Instructions to follow: Using the data below, gather each line that includes the word "name".
================================
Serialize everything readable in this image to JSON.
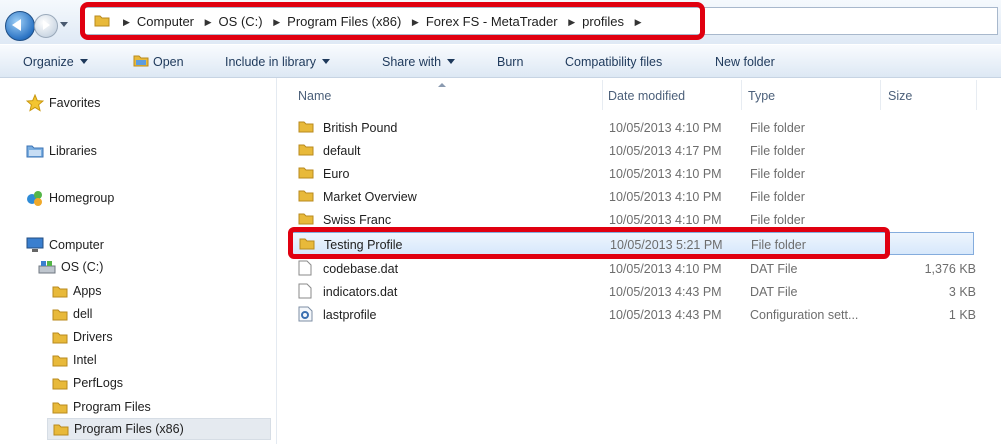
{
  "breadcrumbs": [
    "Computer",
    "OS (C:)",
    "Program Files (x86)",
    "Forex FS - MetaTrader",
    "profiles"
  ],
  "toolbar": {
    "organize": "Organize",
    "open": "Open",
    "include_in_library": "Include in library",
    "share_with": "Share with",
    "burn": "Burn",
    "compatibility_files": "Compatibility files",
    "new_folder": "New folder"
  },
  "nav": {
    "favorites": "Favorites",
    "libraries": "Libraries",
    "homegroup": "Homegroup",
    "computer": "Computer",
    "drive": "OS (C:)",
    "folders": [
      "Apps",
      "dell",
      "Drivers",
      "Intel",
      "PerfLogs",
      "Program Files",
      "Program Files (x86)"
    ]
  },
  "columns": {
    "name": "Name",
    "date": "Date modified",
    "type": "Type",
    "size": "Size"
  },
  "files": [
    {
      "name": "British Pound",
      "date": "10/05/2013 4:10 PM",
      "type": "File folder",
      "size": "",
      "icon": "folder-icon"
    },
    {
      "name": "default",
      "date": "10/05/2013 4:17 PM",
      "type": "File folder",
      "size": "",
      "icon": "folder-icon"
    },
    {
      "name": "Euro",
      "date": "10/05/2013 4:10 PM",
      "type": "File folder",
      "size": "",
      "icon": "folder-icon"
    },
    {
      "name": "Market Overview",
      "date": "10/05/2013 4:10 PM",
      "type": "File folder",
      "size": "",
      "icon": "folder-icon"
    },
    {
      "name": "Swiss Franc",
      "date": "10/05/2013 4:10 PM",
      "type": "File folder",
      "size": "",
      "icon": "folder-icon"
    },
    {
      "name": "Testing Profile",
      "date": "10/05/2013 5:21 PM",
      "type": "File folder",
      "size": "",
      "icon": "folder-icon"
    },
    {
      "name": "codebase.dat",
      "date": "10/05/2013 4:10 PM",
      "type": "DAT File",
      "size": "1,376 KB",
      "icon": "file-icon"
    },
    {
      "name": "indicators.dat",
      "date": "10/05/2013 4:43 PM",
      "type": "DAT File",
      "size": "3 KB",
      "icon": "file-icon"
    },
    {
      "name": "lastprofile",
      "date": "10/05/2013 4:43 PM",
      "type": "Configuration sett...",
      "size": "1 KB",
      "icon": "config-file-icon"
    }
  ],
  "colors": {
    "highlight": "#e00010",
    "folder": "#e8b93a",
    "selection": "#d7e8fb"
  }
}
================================
Solution to this problem:
    "name": "Name",
      "name": "British Pound",
      "name": "default",
      "name": "Euro",
      "name": "Market Overview",
      "name": "Swiss Franc",
      "name": "Testing Profile",
      "name": "codebase.dat",
      "name": "indicators.dat",
      "name": "lastprofile",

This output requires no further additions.